**Your objective:**
Go through the data and report each line that holds the string "CÔNG".

----------

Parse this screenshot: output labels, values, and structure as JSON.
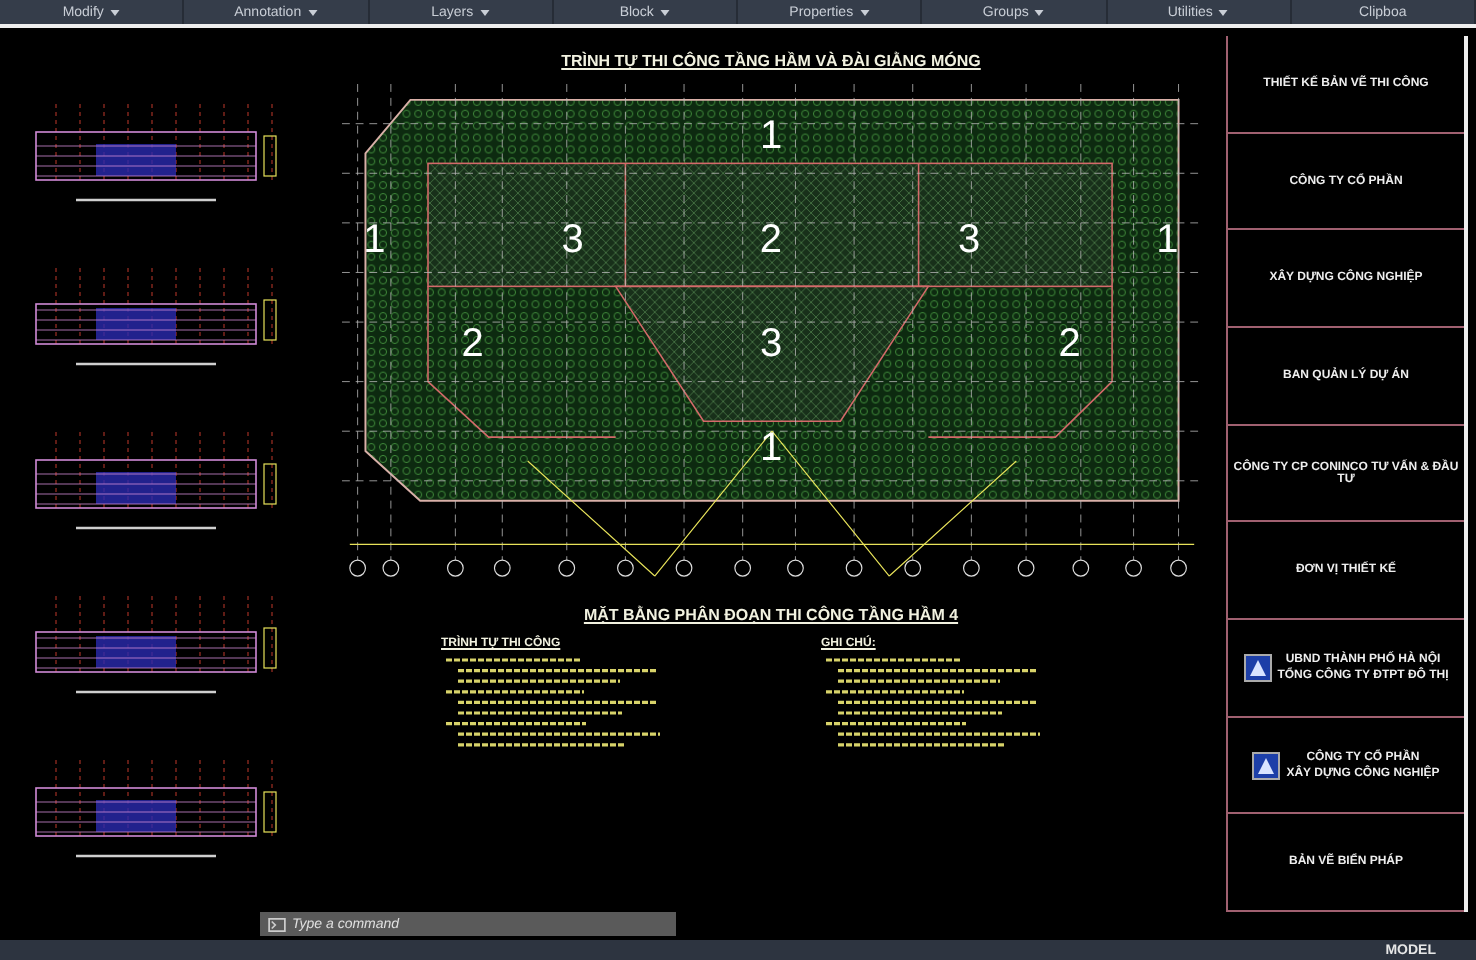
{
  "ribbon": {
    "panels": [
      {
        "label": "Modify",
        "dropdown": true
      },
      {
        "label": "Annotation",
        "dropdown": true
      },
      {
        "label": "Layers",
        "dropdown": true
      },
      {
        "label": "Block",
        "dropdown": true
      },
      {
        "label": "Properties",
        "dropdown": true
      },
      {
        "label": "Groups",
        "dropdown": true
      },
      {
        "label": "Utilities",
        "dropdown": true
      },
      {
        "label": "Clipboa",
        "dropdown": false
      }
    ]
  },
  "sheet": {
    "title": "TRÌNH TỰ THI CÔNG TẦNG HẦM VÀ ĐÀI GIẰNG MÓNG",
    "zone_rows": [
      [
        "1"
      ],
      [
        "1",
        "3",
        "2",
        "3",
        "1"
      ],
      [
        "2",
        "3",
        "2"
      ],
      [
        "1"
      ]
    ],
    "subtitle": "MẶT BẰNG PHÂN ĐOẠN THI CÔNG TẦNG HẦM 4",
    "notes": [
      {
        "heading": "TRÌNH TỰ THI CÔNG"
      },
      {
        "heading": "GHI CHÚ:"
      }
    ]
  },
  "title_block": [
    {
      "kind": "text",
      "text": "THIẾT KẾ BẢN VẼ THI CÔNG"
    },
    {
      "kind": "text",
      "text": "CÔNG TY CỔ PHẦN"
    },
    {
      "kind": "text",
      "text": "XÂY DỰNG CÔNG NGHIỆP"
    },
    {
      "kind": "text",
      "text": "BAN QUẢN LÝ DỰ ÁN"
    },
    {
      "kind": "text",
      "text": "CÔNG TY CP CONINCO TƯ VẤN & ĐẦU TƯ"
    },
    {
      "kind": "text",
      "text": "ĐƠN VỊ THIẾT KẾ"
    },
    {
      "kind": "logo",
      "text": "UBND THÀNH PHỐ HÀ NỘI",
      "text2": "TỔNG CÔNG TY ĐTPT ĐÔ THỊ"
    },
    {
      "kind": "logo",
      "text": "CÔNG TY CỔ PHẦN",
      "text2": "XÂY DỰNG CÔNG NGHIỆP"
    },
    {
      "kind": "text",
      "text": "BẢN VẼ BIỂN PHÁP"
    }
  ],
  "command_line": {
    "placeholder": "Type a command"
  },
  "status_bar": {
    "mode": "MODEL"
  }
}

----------

**Response to this task:**
    "title": "TRÌNH TỰ THI CÔNG TẦNG HẦM VÀ ĐÀI GIẰNG MÓNG",
    "subtitle": "MẶT BẰNG PHÂN ĐOẠN THI CÔNG TẦNG HẦM 4",
        "heading": "TRÌNH TỰ THI CÔNG"
      "text": "THIẾT KẾ BẢN VẼ THI CÔNG"
      "text": "CÔNG TY CỔ PHẦN"
      "text": "XÂY DỰNG CÔNG NGHIỆP"
      "text": "CÔNG TY CP CONINCO TƯ VẤN & ĐẦU TƯ"
      "text2": "TỔNG CÔNG TY ĐTPT ĐÔ THỊ"
      "text": "CÔNG TY CỔ PHẦN",
      "text2": "XÂY DỰNG CÔNG NGHIỆP"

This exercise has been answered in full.